**Data extract**:
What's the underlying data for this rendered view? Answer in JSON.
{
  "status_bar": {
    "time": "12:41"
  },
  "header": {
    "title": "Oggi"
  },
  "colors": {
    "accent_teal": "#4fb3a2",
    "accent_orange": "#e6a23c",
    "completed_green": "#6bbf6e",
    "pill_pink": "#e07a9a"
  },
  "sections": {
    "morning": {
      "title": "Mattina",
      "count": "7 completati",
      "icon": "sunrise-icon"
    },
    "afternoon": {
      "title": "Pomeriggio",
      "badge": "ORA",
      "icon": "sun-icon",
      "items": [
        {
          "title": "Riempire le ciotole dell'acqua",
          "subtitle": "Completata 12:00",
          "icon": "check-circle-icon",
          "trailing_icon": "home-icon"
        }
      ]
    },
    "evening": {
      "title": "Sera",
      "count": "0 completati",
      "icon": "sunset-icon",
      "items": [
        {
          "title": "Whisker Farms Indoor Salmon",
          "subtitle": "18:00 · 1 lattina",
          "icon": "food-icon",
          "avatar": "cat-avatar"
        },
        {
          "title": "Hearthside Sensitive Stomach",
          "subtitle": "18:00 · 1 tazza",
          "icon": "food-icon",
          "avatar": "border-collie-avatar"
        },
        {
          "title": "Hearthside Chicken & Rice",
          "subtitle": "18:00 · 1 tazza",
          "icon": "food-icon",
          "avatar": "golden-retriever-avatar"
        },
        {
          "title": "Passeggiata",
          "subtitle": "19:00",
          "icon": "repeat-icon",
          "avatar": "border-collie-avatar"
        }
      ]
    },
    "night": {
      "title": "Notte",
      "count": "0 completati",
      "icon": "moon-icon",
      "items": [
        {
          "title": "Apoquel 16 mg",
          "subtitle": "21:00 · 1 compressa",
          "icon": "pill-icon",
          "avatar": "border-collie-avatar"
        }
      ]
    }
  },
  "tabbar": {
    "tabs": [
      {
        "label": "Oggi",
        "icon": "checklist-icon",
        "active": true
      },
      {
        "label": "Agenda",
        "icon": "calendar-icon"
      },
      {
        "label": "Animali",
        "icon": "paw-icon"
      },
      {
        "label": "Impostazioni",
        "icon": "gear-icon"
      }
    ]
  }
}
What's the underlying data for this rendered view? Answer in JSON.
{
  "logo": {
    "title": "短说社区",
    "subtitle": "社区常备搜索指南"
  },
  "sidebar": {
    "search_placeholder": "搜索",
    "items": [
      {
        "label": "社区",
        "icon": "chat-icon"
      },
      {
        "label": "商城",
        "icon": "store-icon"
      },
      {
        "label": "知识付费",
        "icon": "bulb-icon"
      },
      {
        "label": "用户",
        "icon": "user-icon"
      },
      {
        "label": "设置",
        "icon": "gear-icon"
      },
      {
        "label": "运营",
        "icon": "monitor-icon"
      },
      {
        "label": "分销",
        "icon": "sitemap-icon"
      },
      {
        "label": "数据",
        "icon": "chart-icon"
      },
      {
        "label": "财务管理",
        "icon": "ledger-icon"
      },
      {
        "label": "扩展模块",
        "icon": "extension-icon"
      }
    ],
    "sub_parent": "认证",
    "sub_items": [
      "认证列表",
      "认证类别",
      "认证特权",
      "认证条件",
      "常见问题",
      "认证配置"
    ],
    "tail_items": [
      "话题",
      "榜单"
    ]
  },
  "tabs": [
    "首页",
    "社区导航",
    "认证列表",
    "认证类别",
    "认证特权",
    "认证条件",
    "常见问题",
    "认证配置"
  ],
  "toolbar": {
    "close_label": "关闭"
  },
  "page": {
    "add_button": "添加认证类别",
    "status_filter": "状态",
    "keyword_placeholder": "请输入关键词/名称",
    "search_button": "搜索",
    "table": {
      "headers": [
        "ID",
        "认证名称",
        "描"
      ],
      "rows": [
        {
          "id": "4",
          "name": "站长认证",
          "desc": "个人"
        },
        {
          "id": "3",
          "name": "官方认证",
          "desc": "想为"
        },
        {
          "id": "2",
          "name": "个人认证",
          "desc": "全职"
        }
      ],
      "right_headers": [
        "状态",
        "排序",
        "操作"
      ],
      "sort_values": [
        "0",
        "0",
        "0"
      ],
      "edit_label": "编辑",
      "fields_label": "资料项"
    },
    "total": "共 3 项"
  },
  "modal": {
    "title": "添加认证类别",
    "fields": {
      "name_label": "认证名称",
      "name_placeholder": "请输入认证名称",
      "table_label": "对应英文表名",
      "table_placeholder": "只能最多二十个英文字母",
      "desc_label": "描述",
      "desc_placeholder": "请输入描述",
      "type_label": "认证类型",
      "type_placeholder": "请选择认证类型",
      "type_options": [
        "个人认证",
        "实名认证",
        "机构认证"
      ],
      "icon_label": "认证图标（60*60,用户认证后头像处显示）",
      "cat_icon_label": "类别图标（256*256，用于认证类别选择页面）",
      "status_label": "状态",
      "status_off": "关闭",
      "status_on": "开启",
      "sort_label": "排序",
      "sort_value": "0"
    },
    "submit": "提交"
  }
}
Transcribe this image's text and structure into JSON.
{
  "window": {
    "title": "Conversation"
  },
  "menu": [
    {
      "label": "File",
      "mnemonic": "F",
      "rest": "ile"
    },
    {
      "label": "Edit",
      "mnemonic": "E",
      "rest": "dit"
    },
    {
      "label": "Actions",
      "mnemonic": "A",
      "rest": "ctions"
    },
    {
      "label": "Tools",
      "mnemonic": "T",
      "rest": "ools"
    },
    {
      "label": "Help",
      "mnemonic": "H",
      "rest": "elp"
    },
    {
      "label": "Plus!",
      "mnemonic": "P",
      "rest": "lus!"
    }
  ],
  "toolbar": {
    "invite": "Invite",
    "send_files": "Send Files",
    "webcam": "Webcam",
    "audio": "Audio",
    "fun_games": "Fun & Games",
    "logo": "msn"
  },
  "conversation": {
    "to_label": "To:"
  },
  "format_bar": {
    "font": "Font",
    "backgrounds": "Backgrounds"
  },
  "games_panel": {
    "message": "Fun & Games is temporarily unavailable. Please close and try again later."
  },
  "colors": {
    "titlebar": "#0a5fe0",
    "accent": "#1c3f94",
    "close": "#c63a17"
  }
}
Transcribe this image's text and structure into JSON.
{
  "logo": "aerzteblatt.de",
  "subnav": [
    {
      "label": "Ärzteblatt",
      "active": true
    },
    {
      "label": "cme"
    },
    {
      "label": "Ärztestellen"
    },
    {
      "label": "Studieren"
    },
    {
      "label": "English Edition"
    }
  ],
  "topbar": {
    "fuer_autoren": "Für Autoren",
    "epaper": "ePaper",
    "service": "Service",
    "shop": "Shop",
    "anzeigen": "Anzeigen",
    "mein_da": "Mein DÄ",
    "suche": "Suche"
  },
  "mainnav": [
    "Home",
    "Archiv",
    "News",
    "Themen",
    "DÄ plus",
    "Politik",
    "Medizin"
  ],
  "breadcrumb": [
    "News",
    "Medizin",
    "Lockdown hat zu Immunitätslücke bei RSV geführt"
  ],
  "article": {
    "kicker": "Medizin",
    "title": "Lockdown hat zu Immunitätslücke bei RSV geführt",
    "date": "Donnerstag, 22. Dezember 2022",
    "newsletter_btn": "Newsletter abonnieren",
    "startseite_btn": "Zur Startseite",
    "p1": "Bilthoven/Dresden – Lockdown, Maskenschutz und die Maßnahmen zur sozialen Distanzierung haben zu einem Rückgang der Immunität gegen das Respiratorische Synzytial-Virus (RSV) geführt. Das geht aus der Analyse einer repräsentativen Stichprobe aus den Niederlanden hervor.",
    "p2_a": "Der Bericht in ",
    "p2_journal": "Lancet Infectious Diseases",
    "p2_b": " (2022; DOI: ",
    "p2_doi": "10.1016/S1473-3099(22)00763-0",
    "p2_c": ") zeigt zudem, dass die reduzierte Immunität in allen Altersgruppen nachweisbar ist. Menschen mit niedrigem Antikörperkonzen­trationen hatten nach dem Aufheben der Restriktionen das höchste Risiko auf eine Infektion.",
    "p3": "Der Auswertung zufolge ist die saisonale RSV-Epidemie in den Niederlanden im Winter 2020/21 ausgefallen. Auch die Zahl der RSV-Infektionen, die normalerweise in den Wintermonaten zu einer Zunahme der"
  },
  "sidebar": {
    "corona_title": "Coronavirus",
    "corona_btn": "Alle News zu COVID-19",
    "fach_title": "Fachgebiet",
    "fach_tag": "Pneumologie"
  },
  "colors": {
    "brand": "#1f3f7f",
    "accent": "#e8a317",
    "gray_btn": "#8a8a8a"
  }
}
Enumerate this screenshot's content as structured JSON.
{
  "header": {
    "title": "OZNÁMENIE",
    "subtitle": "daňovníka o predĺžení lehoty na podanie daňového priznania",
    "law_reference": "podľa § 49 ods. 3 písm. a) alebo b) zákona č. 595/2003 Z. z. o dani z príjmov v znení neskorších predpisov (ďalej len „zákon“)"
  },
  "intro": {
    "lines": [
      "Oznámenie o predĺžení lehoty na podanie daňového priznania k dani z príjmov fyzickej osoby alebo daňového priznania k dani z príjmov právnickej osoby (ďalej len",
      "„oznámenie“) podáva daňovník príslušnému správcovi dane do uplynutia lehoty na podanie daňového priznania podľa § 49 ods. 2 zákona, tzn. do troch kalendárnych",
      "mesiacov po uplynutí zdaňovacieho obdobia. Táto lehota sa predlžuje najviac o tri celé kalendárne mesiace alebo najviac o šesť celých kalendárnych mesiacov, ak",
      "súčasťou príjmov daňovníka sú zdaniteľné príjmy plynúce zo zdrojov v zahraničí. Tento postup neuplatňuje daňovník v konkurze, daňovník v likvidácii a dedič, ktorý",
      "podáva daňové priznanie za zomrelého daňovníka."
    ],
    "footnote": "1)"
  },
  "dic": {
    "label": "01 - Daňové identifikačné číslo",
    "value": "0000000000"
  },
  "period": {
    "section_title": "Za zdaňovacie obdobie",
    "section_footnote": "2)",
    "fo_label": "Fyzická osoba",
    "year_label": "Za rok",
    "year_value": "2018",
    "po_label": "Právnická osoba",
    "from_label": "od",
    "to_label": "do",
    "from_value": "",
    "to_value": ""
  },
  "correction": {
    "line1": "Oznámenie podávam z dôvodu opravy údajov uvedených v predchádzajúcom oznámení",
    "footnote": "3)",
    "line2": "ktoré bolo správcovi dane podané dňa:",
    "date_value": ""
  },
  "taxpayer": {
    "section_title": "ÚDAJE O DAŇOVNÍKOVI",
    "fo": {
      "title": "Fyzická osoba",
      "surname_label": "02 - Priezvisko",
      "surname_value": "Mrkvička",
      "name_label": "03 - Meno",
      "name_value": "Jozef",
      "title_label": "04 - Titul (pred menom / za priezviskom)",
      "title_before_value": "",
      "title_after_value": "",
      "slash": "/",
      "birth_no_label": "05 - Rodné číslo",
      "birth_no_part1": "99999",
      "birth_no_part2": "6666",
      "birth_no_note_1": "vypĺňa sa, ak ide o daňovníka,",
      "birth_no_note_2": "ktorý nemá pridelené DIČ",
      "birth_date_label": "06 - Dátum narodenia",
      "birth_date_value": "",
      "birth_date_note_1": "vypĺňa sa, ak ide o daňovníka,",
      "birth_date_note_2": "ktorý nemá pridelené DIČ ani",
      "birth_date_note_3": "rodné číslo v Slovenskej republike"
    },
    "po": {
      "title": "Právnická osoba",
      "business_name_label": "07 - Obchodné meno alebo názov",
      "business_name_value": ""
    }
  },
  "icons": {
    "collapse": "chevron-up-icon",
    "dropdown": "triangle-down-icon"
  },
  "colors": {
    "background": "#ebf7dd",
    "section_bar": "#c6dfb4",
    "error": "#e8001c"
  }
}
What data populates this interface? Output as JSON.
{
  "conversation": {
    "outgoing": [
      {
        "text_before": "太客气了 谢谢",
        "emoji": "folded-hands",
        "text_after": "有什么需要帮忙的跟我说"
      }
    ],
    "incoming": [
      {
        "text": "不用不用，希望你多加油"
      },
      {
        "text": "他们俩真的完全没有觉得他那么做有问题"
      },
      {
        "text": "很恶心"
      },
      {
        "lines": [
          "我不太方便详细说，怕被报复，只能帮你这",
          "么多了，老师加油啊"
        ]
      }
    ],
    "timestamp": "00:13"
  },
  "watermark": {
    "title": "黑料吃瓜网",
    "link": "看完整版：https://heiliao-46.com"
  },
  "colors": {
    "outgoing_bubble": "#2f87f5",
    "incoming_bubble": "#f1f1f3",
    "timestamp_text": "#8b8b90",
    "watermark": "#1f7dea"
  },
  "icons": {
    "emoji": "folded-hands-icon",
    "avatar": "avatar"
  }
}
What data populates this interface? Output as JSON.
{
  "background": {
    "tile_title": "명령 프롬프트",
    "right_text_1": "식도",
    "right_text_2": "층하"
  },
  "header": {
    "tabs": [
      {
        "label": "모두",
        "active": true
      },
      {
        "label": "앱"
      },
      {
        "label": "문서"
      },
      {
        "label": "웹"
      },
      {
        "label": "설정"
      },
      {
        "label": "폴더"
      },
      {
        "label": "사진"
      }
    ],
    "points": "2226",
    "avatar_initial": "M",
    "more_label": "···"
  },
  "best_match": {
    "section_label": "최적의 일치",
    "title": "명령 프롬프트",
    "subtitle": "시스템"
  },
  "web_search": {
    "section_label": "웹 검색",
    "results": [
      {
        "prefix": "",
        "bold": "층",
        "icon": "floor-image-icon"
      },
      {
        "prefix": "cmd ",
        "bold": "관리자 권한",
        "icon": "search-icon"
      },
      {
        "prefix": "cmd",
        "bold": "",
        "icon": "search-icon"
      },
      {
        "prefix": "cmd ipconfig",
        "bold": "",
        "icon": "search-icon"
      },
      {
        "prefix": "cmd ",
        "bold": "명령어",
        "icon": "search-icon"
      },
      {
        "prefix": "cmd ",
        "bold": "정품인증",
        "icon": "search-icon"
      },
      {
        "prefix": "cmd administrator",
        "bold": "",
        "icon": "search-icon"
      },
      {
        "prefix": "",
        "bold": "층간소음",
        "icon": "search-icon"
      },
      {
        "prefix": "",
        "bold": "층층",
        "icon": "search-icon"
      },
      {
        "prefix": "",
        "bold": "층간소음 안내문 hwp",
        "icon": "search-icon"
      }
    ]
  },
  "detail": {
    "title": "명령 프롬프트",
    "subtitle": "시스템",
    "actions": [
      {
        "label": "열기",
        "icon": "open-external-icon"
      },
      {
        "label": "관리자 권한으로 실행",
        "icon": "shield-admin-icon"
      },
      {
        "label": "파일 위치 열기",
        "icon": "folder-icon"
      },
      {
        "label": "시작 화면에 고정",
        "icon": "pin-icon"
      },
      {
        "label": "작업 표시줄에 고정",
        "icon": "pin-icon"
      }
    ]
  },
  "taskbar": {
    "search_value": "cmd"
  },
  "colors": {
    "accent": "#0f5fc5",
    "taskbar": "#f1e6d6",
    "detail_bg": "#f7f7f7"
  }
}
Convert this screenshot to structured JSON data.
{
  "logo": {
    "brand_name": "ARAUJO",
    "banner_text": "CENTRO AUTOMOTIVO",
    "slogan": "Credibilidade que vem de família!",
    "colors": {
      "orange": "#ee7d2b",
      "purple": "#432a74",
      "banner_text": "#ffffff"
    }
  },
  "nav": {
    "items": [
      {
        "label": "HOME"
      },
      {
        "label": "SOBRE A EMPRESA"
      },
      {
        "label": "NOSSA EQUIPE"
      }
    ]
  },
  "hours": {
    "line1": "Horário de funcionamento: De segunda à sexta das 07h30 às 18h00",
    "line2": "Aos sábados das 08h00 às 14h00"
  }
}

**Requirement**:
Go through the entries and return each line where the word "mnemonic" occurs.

**Solution**:
      "mnemonic": "F",
      "mnemonic": "E",
      "mnemonic": "A",
      "mnemonic": "T",
      "mnemonic": "H",
      "mnemonic": "P",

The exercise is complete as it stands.